» **TRY IT**
What is the number of lines below that include the string "label"? Provide that number alone.

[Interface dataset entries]

══════════

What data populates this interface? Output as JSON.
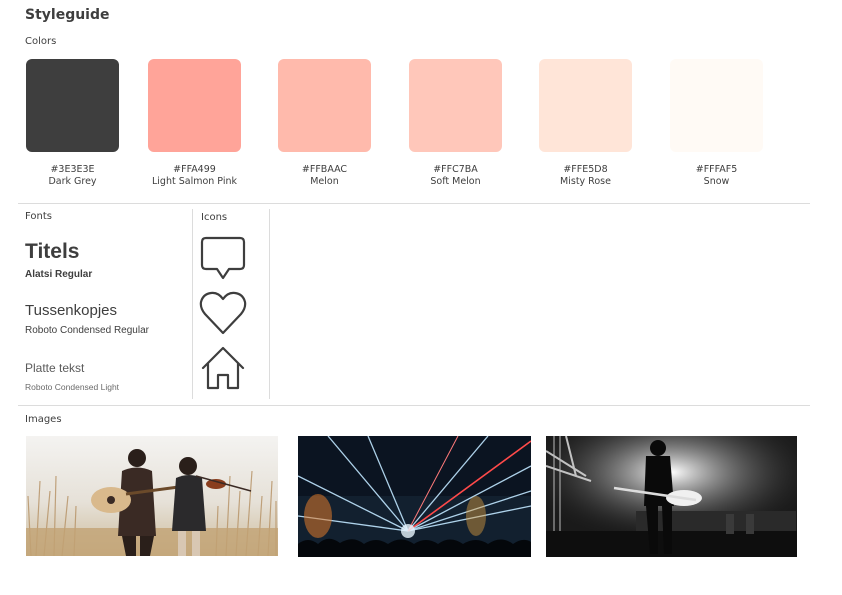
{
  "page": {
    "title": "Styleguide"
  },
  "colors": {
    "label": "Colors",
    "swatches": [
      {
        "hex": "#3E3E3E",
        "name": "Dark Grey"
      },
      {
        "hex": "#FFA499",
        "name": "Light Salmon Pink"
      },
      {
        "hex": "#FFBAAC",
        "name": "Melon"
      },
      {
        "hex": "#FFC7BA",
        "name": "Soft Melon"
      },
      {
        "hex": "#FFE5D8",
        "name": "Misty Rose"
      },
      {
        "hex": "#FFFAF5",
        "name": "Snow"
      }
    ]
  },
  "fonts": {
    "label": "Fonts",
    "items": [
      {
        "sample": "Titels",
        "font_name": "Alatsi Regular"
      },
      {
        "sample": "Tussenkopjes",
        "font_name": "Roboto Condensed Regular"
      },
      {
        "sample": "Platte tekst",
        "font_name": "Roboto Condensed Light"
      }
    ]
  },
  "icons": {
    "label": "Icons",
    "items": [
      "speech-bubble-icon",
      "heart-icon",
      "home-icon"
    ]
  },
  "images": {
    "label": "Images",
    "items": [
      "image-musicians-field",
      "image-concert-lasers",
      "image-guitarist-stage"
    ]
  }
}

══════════

» **OUTPUT BELOW**
4